WHAT TO PRODUCE:
Look through the data and write out every line with the word "this" in it.

SUPPLIED ENTRIES:
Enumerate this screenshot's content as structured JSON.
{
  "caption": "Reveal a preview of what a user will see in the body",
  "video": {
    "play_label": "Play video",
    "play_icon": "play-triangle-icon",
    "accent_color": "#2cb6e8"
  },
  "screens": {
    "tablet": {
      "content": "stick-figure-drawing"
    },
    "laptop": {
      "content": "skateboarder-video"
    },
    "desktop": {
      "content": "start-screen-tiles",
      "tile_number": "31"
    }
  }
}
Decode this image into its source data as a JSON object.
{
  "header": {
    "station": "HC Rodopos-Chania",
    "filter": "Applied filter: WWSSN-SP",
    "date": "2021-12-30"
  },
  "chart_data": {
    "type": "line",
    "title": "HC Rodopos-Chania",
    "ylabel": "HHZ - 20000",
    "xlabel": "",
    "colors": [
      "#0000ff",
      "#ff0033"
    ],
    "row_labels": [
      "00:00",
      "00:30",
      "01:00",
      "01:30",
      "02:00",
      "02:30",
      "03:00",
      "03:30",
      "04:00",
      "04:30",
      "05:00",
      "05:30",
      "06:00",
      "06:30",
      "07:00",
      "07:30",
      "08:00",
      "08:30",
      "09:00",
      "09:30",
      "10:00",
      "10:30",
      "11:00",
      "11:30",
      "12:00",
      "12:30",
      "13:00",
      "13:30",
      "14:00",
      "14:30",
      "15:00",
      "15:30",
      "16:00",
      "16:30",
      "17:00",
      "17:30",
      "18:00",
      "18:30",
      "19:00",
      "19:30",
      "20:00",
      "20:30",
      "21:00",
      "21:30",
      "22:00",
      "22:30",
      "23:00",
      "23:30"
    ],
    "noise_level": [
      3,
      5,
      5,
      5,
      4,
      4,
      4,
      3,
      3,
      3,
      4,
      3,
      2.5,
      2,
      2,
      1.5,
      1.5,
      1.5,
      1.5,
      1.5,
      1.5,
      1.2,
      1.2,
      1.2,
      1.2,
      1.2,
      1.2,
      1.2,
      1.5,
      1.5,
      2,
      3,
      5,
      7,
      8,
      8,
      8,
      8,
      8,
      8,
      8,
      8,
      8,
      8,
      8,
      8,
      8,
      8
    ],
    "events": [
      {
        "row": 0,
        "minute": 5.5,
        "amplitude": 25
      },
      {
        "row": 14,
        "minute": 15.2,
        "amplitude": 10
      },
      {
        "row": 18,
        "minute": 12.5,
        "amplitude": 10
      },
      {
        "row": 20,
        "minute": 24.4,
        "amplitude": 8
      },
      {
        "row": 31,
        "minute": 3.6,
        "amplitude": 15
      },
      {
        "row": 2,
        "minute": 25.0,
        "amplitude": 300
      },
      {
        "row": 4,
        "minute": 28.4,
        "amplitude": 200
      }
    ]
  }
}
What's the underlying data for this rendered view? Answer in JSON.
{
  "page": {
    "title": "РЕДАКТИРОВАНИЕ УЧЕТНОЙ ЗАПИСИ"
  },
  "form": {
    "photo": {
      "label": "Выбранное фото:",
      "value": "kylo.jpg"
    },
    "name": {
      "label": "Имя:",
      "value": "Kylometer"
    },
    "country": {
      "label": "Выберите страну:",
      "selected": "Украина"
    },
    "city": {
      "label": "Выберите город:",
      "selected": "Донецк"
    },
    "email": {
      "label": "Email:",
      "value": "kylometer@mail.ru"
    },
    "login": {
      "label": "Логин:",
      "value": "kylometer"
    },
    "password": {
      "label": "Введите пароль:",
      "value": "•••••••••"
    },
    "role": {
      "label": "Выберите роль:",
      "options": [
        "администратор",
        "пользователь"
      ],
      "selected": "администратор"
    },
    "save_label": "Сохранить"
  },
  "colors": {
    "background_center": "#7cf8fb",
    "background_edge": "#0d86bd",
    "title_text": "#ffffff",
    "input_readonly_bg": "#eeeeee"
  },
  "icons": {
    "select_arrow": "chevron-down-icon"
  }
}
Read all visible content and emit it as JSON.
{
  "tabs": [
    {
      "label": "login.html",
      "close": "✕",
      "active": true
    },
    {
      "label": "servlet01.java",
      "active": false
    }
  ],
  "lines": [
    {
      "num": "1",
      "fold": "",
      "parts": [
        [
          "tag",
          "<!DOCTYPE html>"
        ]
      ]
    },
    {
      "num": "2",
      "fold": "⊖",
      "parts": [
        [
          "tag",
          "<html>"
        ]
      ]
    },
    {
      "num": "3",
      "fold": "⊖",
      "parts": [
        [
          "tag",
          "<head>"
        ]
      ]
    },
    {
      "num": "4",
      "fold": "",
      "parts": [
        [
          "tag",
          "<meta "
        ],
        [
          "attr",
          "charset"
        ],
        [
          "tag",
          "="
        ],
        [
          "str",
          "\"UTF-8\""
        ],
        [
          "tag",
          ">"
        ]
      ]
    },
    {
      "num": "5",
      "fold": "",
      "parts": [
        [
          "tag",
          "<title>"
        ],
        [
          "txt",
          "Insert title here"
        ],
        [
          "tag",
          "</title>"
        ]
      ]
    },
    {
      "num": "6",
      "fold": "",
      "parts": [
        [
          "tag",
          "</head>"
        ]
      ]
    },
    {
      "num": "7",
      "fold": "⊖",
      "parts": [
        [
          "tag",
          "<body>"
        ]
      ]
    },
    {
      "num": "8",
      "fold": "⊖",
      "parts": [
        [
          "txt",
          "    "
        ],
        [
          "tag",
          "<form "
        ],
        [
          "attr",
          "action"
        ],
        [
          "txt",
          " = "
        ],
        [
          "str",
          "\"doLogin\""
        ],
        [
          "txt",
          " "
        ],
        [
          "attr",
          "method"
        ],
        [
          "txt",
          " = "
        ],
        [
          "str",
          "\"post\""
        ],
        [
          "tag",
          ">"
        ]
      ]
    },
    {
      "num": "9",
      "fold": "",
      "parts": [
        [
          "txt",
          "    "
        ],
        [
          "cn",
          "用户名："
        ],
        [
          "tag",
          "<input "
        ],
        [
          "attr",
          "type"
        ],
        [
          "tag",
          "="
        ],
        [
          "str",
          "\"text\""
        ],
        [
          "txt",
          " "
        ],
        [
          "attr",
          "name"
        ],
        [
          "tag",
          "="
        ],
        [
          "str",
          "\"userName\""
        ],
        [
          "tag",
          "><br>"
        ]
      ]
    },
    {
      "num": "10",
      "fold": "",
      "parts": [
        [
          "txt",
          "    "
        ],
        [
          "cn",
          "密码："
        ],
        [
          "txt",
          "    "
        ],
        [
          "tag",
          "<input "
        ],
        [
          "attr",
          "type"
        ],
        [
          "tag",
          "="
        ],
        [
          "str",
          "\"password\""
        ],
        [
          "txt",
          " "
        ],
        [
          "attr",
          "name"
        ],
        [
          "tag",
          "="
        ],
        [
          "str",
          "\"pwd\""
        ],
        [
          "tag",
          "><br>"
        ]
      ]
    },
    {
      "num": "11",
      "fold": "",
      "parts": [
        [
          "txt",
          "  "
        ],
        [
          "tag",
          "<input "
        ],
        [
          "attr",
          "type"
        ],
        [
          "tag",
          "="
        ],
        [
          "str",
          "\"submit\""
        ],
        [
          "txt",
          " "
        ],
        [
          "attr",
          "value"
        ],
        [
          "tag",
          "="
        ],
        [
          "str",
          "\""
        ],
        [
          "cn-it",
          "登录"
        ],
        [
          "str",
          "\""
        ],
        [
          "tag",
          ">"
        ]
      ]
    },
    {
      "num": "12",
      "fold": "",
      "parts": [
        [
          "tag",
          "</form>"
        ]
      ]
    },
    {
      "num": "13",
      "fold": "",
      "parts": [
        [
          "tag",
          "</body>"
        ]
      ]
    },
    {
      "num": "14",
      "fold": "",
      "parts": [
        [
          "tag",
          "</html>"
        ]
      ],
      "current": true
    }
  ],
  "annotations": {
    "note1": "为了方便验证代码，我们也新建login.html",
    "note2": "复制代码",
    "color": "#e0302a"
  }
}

RESPONSE BOX:
Enumerate this screenshot's content as structured JSON.
Decode this image into its source data as a JSON object.
What's the underlying data for this rendered view? Answer in JSON.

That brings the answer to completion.